Exercise prompt – For every line in the entries that contains "percent", show the whole line.

---

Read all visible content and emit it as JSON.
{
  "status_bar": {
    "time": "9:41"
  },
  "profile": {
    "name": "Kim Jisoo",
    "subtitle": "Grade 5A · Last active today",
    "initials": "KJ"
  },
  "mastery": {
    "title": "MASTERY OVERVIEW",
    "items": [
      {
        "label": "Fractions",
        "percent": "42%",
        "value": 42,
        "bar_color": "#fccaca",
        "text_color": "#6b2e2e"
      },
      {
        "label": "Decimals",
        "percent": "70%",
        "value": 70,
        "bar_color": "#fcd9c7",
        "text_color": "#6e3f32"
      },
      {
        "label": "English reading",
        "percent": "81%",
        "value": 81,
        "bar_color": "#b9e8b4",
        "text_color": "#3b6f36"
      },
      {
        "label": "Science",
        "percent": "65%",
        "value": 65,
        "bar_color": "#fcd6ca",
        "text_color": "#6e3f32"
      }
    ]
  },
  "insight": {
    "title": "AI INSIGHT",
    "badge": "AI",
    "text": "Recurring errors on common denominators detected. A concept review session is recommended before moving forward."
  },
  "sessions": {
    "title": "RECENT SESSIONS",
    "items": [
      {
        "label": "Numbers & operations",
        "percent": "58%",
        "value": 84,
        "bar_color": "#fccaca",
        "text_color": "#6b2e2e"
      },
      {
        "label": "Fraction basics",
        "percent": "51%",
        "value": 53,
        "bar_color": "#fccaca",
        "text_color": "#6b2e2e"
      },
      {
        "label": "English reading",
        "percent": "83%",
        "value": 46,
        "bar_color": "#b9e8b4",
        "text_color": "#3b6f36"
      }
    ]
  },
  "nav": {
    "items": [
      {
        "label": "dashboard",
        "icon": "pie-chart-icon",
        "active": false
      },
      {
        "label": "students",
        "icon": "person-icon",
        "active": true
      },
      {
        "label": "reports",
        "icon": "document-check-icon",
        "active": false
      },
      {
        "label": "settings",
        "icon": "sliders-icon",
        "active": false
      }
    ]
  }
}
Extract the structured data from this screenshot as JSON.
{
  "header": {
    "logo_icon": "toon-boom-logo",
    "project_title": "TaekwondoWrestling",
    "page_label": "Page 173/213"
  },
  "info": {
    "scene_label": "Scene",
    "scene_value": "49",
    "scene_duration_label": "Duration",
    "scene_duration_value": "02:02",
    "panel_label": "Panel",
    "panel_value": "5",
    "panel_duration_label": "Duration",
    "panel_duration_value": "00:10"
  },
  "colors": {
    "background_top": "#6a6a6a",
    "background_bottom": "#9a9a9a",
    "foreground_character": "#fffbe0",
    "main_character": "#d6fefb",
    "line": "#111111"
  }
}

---

Reply to the exercise –
        "percent": "42%",
        "percent": "70%",
        "percent": "81%",
        "percent": "65%",
        "percent": "58%",
        "percent": "51%",
        "percent": "83%",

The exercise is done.